Stanford Medicine launches Office of Child Health Equity

Pediatrician Lisa Chamberlain will lead a new office that promotes pediatric health equity via research, community engagement and health policy.

- By Erin Digitale

The Department of Pediatrics new Office of Child Health Equity was created to help ensure that all children have access to quality health care, education, food and other necessities.
Monkey Business Images/

A team of Stanford pediatricians is launching an Office of Child Health Equity within the School of Medicine’s Department of Pediatrics, with the goal of reducing childhood health disparities locally, statewide and nationally.

The office is being formed in response to growing inequities in children’s health, according to leaders in pediatrics at Stanford.

“We believe that pediatricians should be at the forefront of promoting health equity,” said Mary Leonard, MD, professor of pediatrics and of medicine, who holds the Arline and Pete Harman Professorship for the Chair of the Department of Pediatrics.

“Inequities exist in every aspect of a child’s environment, including the quality of their schools, the air they breathe, the water they drink and their access to health care — all with lifelong implications,” Leonard said. “The Department of Pediatrics prioritizes health equity as a core value and part of our mission.”

Children and families, especially those who are low-income and nonwhite, face a variety of new and worsening health challenges, said Lisa Chamberlain, MD, professor of pediatrics, who will lead the new office. Children are enduring more food insecurity and homelessness as a result of COVID-19 job losses, and reduced access to playgrounds and sports programs may have contributed to a rise in childhood obesity over the past 18 months. As climate change fuels a longer and more intense wildfire season, children in poorer households and school districts are more likely to be exposed to unfiltered, smoky air that exacerbates asthma. Research also shows that children with public health insurance often receive lower quality medical care than kids who are privately insured.

Chamberlain is the department’s associate chair of policy and community engagement and led the Pediatric Advocacy Program, a joint effort of the School of Medicine and Lucile Packard Children’s Hospital Stanford, that she founded more than 20 years ago. The new office will build on the program’s work and greatly increase the scope of activities, with permanent staff and plans to involve pediatricians from every subspecialty at Stanford Children’s Health.

Lisa Chamberlain

The Department of Pediatrics is funding the office. In addition, the Stanford Maternal and Child Health Research Institute is contributing $350,000 through its “Structural Racism, Social Injustice and Health Disparities in Maternal and Child Health” pilot grant program. Ten research projects will be selected for funding.

 “Dr. Chamberlain’s proven track record with health equity interventions, community engagement and advocacy make her ideally suited to lead this new office,” Leonard said.       

Three-pronged approach

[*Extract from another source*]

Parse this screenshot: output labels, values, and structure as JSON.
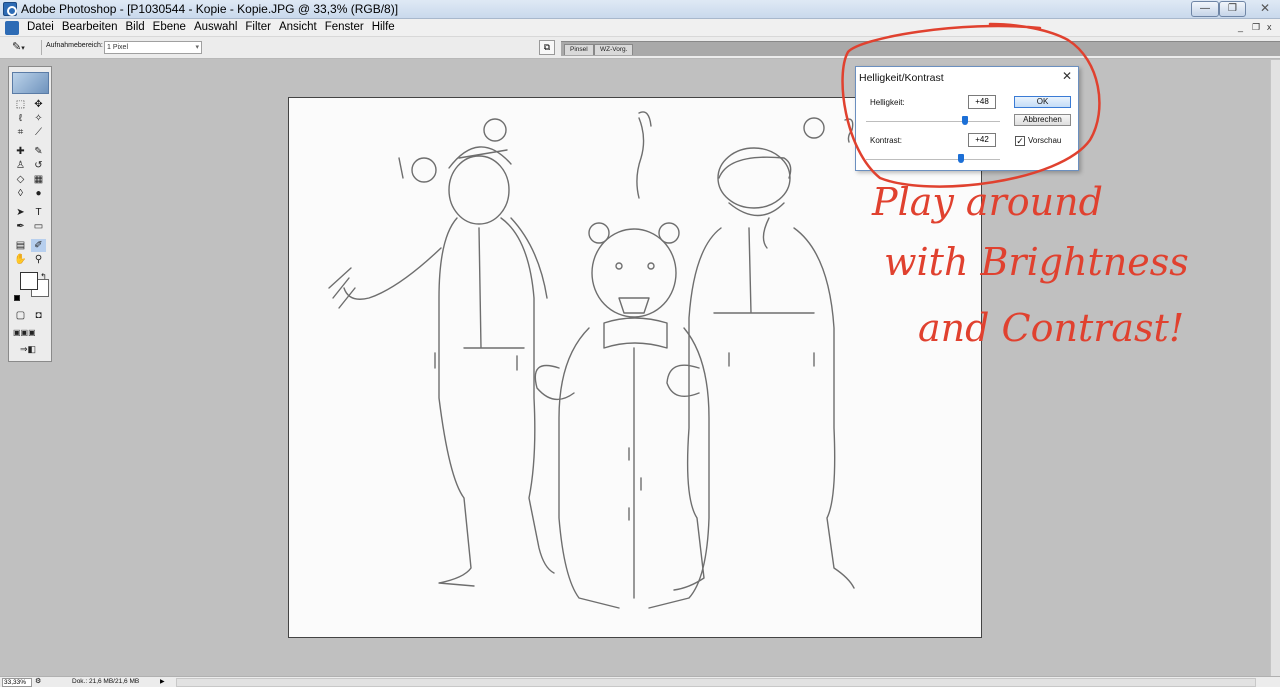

The new office will promote child and maternal health equity by advocating for families in the community, advancing policy changes and supporting research into health inequities.

One new goal is ensuring that research findings on child health inequities are consistently translated into better health policy, Chamberlain said.

“I think it’s inadequate that we don’t know how often health policy is changed because of the scientific evidence we generate with our research,” she said. “We should hold ourselves more accountable to that.”

Pediatricians will partner with government relations officials at Stanford Children’s Health to work with city councils, school boards and other groups that have an interest in improving children’s health, Chamberlain said. “We are taking the partnership between the hospital and the department to a new level to improve how we engage with local elected officials,” she said.

Another goal for the office is to reduce health inequities among patients with complex medical needs, such as children receiving subspecialty care through Stanford Children’s Health. For example, research by Stanford pediatric gastroenterology and endocrinology specialists has shown that children with different types of health insurance have unequal access to diabetes treatment technology, and the team is now identifying strategies to make the latest treatment devices accessible to all patients.

Pediatricians are motivated to make sure their patients can all get the best care, Chamberlain said, adding that she is excited about opportunities to work with physicians from across Stanford Children’s Health.

“As a physician, if you treat one patient one way and one another, you know that’s not just,” she said. “That is a source of burnout and frustration. There are things we can do about it.”

About Stanford Medicine

Stanford Medicine is an integrated academic health system comprising the Stanford School of Medicine and adult and pediatric health care delivery systems. Together, they harness the full potential of biomedicine through collaborative research, education and clinical care for patients. For more information, please visit

2023 ISSUE 1

How social factors make or break us